John Wilkinson is pastor of Third Presbyterian Church and co-convener of Great Schools for All

John Wilkinson is pastor of Third Presbyterian Church and co-convener of Great Schools for All

People going to a Second City show for the first time often expect a version of a Saturday Night Live broadcast, but in reality, it’s something much different, and, in my mind, something much better. Saturday Night Live offers scripted segments with familiar characters. A Second City performance includes characters, though ones you’ve never seen before. And while it is lightly structured, it is also based largely on the practices of improvisation. At various points in the performance, audience members shout out concepts (a wedding, an interview) or characters ( a police officer, a cheerleader). The cast takes this input and crafts, usually, a clever and hilarious sketch. I’ve never laughed harder than at a Second City performance.
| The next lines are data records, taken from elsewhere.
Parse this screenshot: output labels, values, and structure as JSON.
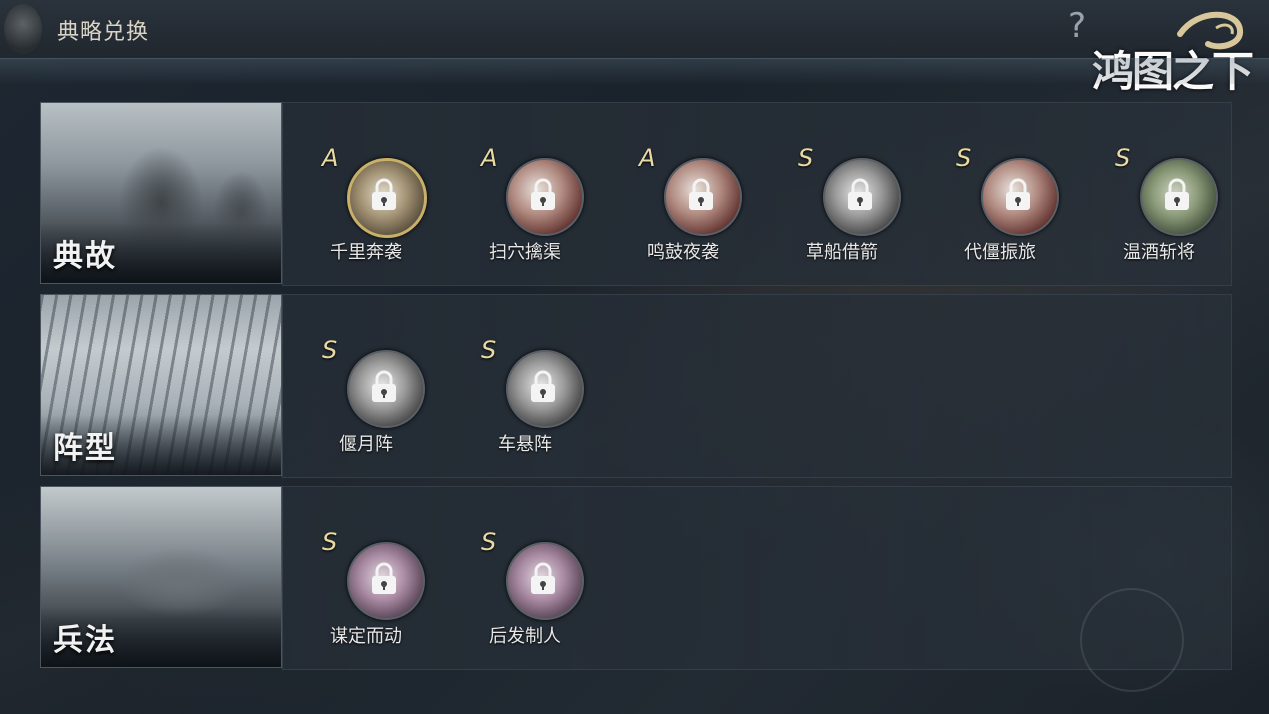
{
  "header": {
    "title": "典略兑换",
    "help_label": "?",
    "logo_text": "鸿图之下"
  },
  "sections": [
    {
      "label": "典故",
      "skills": [
        {
          "grade": "A",
          "name": "千里奔袭",
          "selected": true,
          "art": "gold"
        },
        {
          "grade": "A",
          "name": "扫穴擒渠",
          "selected": false,
          "art": "red"
        },
        {
          "grade": "A",
          "name": "鸣鼓夜袭",
          "selected": false,
          "art": "red"
        },
        {
          "grade": "S",
          "name": "草船借箭",
          "selected": false,
          "art": "grey"
        },
        {
          "grade": "S",
          "name": "代僵振旅",
          "selected": false,
          "art": "red"
        },
        {
          "grade": "S",
          "name": "温酒斩将",
          "selected": false,
          "art": "green"
        }
      ]
    },
    {
      "label": "阵型",
      "skills": [
        {
          "grade": "S",
          "name": "偃月阵",
          "selected": false,
          "art": "grey"
        },
        {
          "grade": "S",
          "name": "车悬阵",
          "selected": false,
          "art": "grey"
        }
      ]
    },
    {
      "label": "兵法",
      "skills": [
        {
          "grade": "S",
          "name": "谋定而动",
          "selected": false,
          "art": "purple"
        },
        {
          "grade": "S",
          "name": "后发制人",
          "selected": false,
          "art": "purple"
        }
      ]
    }
  ],
  "colors": {
    "grade": "#e9d9a2",
    "selected_ring": "#c9b068",
    "background": "#1e2731"
  }
}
I have therefore become intrigued by the concept of improvisation. Bear with me. The best improvisers are not necessarily the funniest or cleverest. What they are is intuitive and collaborative. They understand themselves to be part of a team, and that their primary job is not to look good, but to maintain the premise of the bit and help all of the cast look good.

In her great book Bossypants, Tina Fey writes that the first two rules of improvisation are “say yes” and “say yes, and.” To say “yes,” Fey writes, means that you respect what your partner has started. She continues: “YES, AND means don’t be afraid to contribute. It’s your responsibility to contribute. Always make sure you’re adding something to the discussion. Your initiations are worthwhile.”

Here’s the point: To address academic challenges in our region, and in particular the effects of high concentration poverty, will require a “yes, and” approach. To say “no” to anything, or even to say “yes, but” right now hinders initiative and contribution.

Great Schools for All is pushing a voluntary network of inter-district magnet schools that will allow students to move across borders—city and suburban—to experience great learning. We believe, based on our extensive research and experiences in Raleigh and beyond, that by reducing concentrations of poverty, students and families will move out of poverty, even as they continue to live in the communities where they have lived. Those same communities will also experience the benefits of this socio-economic integration.

That’s the “yes.” But remember the rules of improvisation. We, the GS4A team, are certainly trying to remember them. We know there are proposals in the community that are gathering significant and warranted attention, particularly those related to the work of the Rochester-Monroe Anti-Poverty Initiative.

The “and” of “yes, and” becomes placing the GS4A proposal adjacent to enhanced urban-suburban efforts, and potential suburban-urban efforts. It places our proposal adjacent to the “Beacon school” concept (or “anchor school,” or “community school”) that has a strong neighborhood school in place surrounded by a variety of important services and resources. It places our proposal adjacent to the RCSD’s grant to do pilot efforts with Brighton and West Irondequoit. Yes, and.

We need all the good ideas we can get, and we know that no one idea, even the GS4A proposal, will address every challenge and solve every problem.

Tina Fey writes that in improvisation “there are no mistakes, only opportunities.” We should not be daunted by the potential of mistakes in order to avoid doing something. Rather, we should be buoyed by the potential for creativity and innovation that collaboration offers.

What would it look like for us to say “yes, and” to the ideas before us, for the sake of children, our most precious resource?